Exploring this Job
There are many ways to gain experience with filmmaking. Some high schools have film clubs and classes in film or video. Experience in theater can also be useful. To learn more, you can work as a volunteer for a local theater or a low-budget film project; these positions are often advertised in local trade publications. You may also be able to volunteer with your state's film commission, helping to solicit production companies to do their filming in the state. Film festivals also usually need volunteers; keep track of those coming to your area and visit their Web sites to search for volunteer opportunities.
Students interested in production work should read as much as possible about the film and television industry, starting at a school or public library. Trade journals can be very helpful as well; the two most prominent ones are Daily Variety (https://www.variety.com) and Hollywood Reporter (https://www.hollywoodreporter.com). These resources will have information about production studios that will prove very useful for prospective PAs.
The work of a production assistant is not glamorous, but production is the best place to learn about the film and television industries. All hiring, casting, and decision making is done by members of production; they are involved with a project from the very beginning through its final stages. The producer is in charge—he or she is responsible for coordinating the activities of all employees involved in a production. Producers oversee the budget, and they have the final word on most decisions made for a film or television show.

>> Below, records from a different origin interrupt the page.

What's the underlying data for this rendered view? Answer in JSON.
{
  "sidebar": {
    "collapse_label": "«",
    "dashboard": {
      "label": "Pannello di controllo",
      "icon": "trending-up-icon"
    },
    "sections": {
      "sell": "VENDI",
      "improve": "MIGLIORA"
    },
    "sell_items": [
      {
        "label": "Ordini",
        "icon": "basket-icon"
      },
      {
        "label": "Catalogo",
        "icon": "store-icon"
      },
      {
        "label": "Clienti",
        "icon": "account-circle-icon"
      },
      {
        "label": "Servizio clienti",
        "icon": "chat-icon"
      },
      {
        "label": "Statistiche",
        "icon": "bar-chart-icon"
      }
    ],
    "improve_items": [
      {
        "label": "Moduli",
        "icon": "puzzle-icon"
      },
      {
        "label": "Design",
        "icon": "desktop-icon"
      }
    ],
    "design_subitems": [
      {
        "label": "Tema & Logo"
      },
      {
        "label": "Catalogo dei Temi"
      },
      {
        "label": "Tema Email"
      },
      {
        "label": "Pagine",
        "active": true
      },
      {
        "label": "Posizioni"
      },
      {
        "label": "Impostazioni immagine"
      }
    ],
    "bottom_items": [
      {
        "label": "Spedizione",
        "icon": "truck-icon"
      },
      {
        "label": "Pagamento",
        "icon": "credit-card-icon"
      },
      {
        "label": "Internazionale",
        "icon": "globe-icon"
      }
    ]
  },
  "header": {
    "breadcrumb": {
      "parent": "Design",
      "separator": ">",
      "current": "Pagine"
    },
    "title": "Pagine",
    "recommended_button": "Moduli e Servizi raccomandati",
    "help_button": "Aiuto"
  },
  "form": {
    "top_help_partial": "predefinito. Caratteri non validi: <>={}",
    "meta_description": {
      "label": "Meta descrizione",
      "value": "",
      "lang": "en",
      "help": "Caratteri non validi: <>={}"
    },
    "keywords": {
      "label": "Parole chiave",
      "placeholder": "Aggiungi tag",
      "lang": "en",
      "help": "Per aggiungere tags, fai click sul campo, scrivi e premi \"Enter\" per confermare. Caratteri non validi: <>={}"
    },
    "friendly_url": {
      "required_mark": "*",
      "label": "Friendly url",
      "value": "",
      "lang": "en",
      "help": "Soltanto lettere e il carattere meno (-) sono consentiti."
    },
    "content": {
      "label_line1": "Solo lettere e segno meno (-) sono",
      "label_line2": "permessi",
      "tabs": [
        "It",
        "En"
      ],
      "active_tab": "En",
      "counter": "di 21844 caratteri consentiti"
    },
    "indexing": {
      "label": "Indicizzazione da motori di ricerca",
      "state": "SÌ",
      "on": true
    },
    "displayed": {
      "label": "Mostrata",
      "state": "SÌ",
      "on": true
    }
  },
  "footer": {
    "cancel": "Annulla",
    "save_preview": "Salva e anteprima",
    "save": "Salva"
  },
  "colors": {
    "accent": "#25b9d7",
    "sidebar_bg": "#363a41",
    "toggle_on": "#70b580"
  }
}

The responsibilities of production assistants (PAs) range from making sure the star has coffee in the morning to stopping street traffic so a director can film a scene. They photocopy the script for actors, assist in setting up equipment, and perform other menial tasks. The best PAs know where to be at the right time to make themselves useful. Production can be stressful; time is money and mistakes can be very costly. Assistants must be prepared to handle unforeseen problems, smooth out difficulties, and help out as quickly as possible.
Duties may include keeping production files in order. These files will include contracts, budgets, page changes (old pages from a script that has been revised), and other records. The documents must be kept organized and accessible for whenever the producer may need them.
Production assistants may also have to keep the producer's production folder in order and up to date. The production folder contains everything the producer needs to know about the production at a glance. It is particularly useful for times when a producer is on location away from the studio and cannot access the office files. PAs make sure that the folder includes the shooting schedule, the most recent version of the budget, cast and crew lists with phone numbers, a phone sheet detailing all production-related phone calls the producer needs to make, and the up-to-date shooting script. As new versions of these forms are created, PAs update the producer's folder and file the older versions for reference. This information may also be maintained in a computer database.
PAs may also be in charge of making sure that the producer gets the dailies, the film shot each day. They schedule an hour or so in a producer's schedule to watch the dailies and to make related calls to discuss them with other staff members.
PAs perform a number of other administrative and organizational tasks. They make travel reservations, book hotel accommodations, and arrange for rehearsal space. They run errands and communicate messages for producers, directors, actors, musicians, and other members of the technical crew.
PAs who work in television studios for live shows, such as news programs and talk shows, record news feeds, answer phones, operate teleprompters, coordinate recordings, and assist editors. They assist with booking guests and arranging interviews.
Production assistant is the lowest position on the film or television crew. It is an entry-level job that gives someone interested in film and broadcast media the experience and contacts to move into other areas of the industry. PAs often get stuck with undesirable tasks like sweeping floors, guarding sets, or finding a particular brand of green tea for a demanding diva. However, a film, television, or video production would not happen without production assistants on the set or in the studio.